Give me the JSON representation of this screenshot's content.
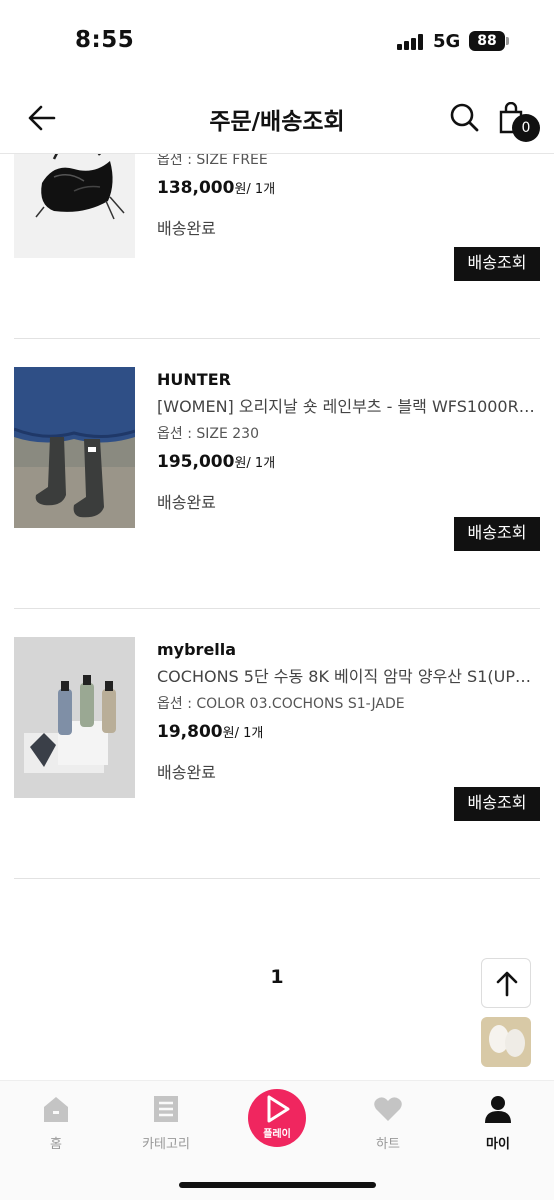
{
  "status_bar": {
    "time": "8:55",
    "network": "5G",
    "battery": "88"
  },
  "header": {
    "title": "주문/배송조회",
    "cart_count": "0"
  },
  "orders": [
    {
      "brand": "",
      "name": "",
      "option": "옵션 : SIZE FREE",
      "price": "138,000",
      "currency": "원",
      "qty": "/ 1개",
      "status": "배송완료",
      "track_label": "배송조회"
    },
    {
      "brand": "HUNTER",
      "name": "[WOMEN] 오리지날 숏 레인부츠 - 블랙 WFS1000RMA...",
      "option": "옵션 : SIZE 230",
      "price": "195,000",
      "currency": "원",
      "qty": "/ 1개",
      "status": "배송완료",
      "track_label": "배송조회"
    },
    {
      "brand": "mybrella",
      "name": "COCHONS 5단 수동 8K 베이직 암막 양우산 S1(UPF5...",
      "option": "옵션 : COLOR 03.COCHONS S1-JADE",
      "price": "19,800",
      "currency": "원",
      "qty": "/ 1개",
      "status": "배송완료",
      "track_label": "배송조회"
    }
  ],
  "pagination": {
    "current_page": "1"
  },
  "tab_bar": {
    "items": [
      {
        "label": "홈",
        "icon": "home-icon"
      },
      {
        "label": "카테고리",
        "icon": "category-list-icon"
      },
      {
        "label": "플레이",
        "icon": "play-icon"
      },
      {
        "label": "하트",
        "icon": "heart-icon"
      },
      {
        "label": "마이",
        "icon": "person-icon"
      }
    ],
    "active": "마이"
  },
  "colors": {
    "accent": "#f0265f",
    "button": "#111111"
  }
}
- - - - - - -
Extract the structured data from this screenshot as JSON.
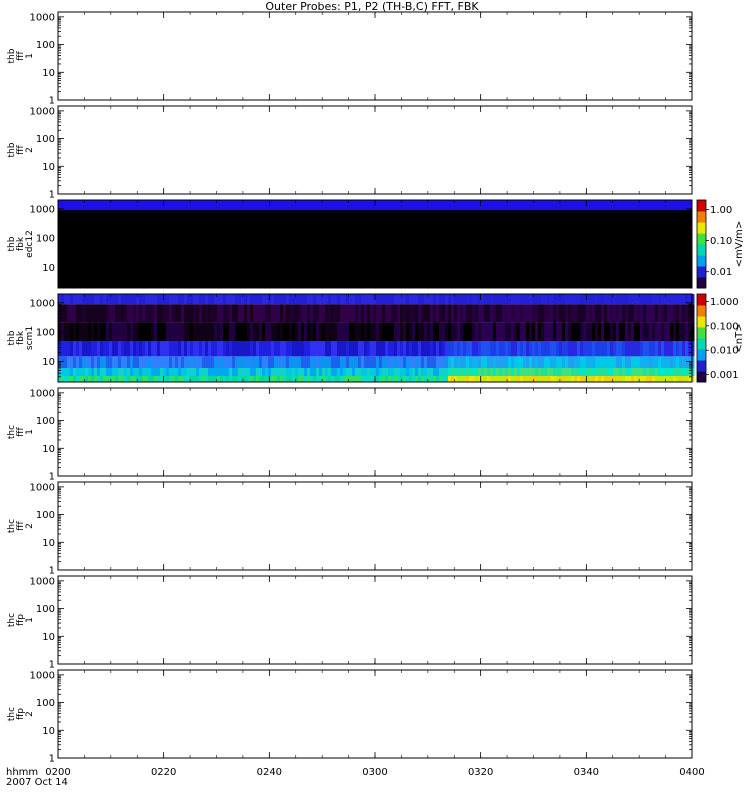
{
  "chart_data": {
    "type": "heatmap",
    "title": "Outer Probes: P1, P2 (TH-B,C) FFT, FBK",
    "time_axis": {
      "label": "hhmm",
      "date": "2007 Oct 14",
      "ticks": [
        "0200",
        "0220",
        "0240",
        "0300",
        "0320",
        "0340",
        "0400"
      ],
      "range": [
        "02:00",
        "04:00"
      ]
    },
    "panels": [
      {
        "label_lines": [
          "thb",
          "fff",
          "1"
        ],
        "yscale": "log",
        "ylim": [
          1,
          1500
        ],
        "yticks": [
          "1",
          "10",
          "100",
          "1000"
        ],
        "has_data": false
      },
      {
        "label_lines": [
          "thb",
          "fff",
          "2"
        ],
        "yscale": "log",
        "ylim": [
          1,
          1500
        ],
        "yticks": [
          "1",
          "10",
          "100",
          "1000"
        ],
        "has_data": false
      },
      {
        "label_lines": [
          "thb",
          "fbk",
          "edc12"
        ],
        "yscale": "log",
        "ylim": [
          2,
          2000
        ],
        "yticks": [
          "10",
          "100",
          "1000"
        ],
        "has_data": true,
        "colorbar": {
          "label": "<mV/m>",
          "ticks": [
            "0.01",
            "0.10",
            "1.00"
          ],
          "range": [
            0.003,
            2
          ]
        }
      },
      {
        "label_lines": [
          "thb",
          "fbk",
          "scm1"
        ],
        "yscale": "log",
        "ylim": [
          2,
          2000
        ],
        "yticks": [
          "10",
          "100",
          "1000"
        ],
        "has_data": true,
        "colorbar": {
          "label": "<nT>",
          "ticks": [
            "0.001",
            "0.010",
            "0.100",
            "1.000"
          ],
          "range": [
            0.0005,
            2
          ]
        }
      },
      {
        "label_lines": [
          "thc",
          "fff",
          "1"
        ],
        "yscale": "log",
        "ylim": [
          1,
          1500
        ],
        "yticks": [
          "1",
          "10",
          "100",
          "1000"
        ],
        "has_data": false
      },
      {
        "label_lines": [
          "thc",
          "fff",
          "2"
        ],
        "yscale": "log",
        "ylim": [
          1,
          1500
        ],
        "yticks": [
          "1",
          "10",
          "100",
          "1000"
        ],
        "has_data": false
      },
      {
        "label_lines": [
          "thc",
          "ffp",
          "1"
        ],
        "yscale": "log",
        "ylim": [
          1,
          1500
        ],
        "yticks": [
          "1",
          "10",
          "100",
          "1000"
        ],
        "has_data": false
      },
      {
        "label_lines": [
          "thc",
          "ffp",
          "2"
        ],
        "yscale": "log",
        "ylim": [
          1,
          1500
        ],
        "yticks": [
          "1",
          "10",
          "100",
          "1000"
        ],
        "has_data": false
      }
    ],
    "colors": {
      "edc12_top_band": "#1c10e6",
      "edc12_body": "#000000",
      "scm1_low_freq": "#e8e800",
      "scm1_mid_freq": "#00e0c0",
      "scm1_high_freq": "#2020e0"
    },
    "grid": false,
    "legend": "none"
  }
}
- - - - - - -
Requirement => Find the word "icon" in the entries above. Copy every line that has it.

The answer =>
        "icon": "home-icon"
        "icon": "category-list-icon"
        "icon": "play-icon"
        "icon": "heart-icon"
        "icon": "person-icon"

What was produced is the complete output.